Without a central authority to keep out malicious actors, decentralized reputation systems are vulnerable to Sybil attacks. A Sybil attack is a method of manipulating a reputation system by creating fake identities. A Sybil resistant network must have a way to determine legitimacy. But how can legitimacy be determined in a way that could not be gamed by creating fake identities? This is a circular problem. Existing solutions to this problem usually involve a federated model, where some decentralization is sacrificed in exchange for Sybil resistance. The motivation behind Pistis is to implement a solution that is both Sybil resistant and 100% peer-to-peer.
What it does
Pistis operates on a web of trust and uses graph analysis and probability theory to assign a probability from 0 to 1 from any source identity (a node in the graph) to a target identity. Stated another way, every identity can look at every other identity and see a probability of legitimacy for that identity. Pistis models declarations of trust in the web of trust (the edges in the graph) as statements with some degree of confidence, or some probability of being free of errors. Given any assumption about what these edge probabilities are, Pistis calculates the aggregate probability that every independent path from one identity to another is free of errors.
How we built it
We implemented Pistis on top of Ethereum using a single smart contract to store edges in the web of trust. The Graph is used to efficiently retrieve events from the Ethereum blockchain. We have an npm package called pistis.js for easily querying trust confidence. We also have a UI to demonstrate the capabilities of Pistis, built using React.
Challenges we ran into
We spent time thinking about problems such as whether trust claims should be stored on-chain, and if so, how they should be stored. We ended up creating the simplest possible smart contract we could think of simply as a proof of concept. We also had debates about the scope of the system we were building. Should we consider "negative" trusts? What about weighted trusts, or context-based trusts (e.g. I trust my friend to drive me across town but not to perform heart surgery on me)? We ultimately decided to narrow the scope to simple claims of trust (for now at least) to keep the design as simple and generic as possible.

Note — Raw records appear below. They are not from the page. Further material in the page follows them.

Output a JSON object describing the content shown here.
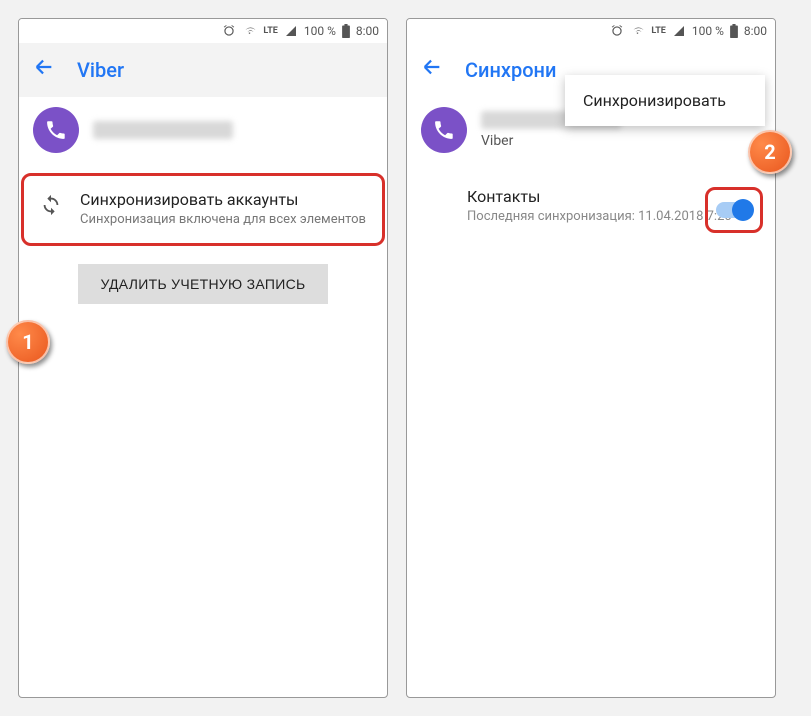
{
  "status": {
    "battery": "100 %",
    "time": "8:00",
    "network": "LTE"
  },
  "screen1": {
    "title": "Viber",
    "sync_title": "Синхронизировать аккаунты",
    "sync_sub": "Синхронизация включена для всех элементов",
    "delete_btn": "УДАЛИТЬ УЧЕТНУЮ ЗАПИСЬ"
  },
  "screen2": {
    "title": "Синхрони",
    "popup": "Синхронизировать",
    "account_sub": "Viber",
    "contacts_title": "Контакты",
    "contacts_sub": "Последняя синхронизация: 11.04.2018 7:20"
  },
  "badges": {
    "one": "1",
    "two": "2"
  }
}
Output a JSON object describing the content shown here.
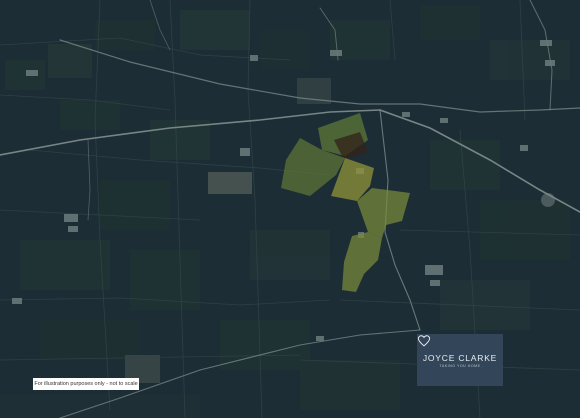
{
  "map": {
    "base_color": "#1e3039",
    "highlight_colors": [
      "#6f8a3a",
      "#8ea13f",
      "#a8aa3c"
    ]
  },
  "disclaimer": {
    "text": "For illustration purposes only - not to scale"
  },
  "brand": {
    "name": "JOYCE CLARKE",
    "tagline": "TAKING YOU HOME",
    "icon": "heart-logo-icon"
  }
}
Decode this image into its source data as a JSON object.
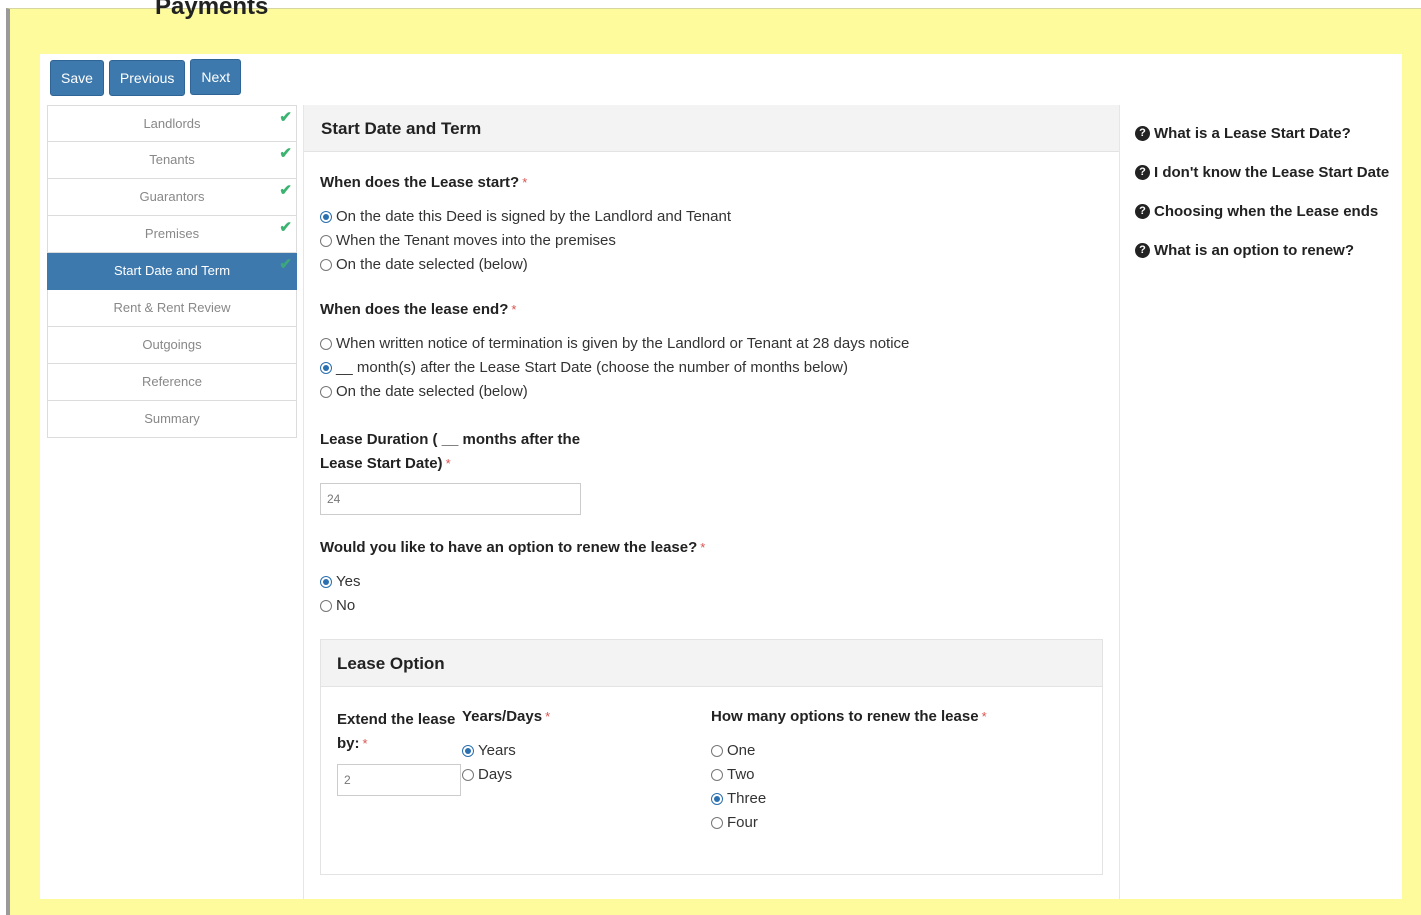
{
  "page": {
    "clipped_title": "Payments"
  },
  "toolbar": {
    "save": "Save",
    "previous": "Previous",
    "next": "Next"
  },
  "steps": [
    {
      "label": "Landlords",
      "done": true
    },
    {
      "label": "Tenants",
      "done": true
    },
    {
      "label": "Guarantors",
      "done": true
    },
    {
      "label": "Premises",
      "done": true
    },
    {
      "label": "Start Date and Term",
      "done": true,
      "active": true
    },
    {
      "label": "Rent & Rent Review",
      "done": false
    },
    {
      "label": "Outgoings",
      "done": false
    },
    {
      "label": "Reference",
      "done": false
    },
    {
      "label": "Summary",
      "done": false
    }
  ],
  "check_glyph": "✔",
  "section": {
    "title": "Start Date and Term",
    "required_mark": "*",
    "start": {
      "question": "When does the Lease start?",
      "options": [
        "On the date this Deed is signed by the Landlord and Tenant",
        "When the Tenant moves into the premises",
        "On the date selected (below)"
      ],
      "selected": 0
    },
    "end": {
      "question": "When does the lease end?",
      "options": [
        "When written notice of termination is given by the Landlord or Tenant at 28 days notice",
        "__ month(s) after the Lease Start Date (choose the number of months below)",
        "On the date selected (below)"
      ],
      "selected": 1
    },
    "duration": {
      "label_line1": "Lease Duration ( __ months after the",
      "label_line2": "Lease Start Date)",
      "value": "24"
    },
    "renew": {
      "question": "Would you like to have an option to renew the lease?",
      "options": [
        "Yes",
        "No"
      ],
      "selected": 0
    },
    "lease_option": {
      "title": "Lease Option",
      "extend_label_line1": "Extend the lease",
      "extend_label_line2": "by:",
      "extend_value": "2",
      "unit_label": "Years/Days",
      "units": [
        "Years",
        "Days"
      ],
      "unit_selected": 0,
      "count_label": "How many options to renew the lease",
      "counts": [
        "One",
        "Two",
        "Three",
        "Four"
      ],
      "count_selected": 2
    }
  },
  "help": {
    "icon": "?",
    "links": [
      "What is a Lease Start Date?",
      "I don't know the Lease Start Date",
      "Choosing when the Lease ends",
      "What is an option to renew?"
    ]
  },
  "colors": {
    "frame_bg": "#fdfb9c",
    "primary": "#3e79ad",
    "check": "#3cb371",
    "required": "#d9534f"
  }
}
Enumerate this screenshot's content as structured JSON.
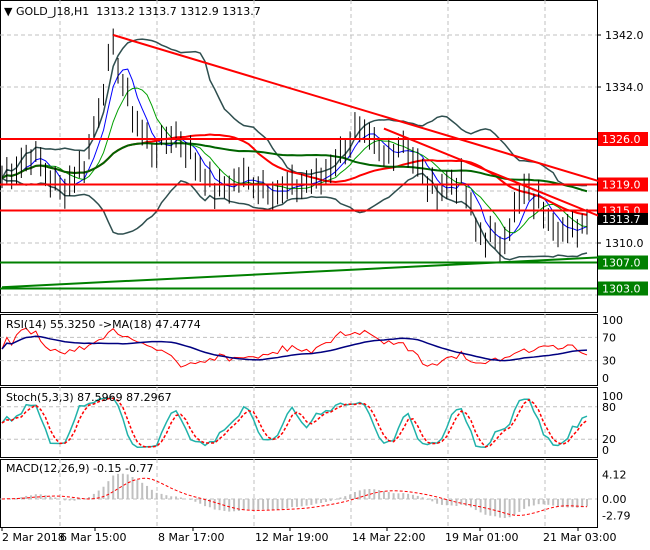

Accomplishments that we're proud of
We are proud to be pioneering a novel solution for decentralized trust and reputation.
What we learned
We all learned from each other's perspectives on the wide-ranging applications of decentralized trust.
What's next for pistis.protocol
The 2 biggest challenges around Pistis are currently:
- building the web of trust
- Storing the web of trust
Building the web of trust is a challenge because it requires significant amounts of data to be useful. Pistis is interested in exploring creative mechanisms to make it as seamless as possible for users to participate in and build the web of trust.
Storing the web of trust is an important engineering consideration. The current Ethereum implementation comes at the expense of gas costs, a possible barrier to entry for users. There may be off-chain methods to explore; or if Pistis is kept on-chain, various implementation approaches need to be considered.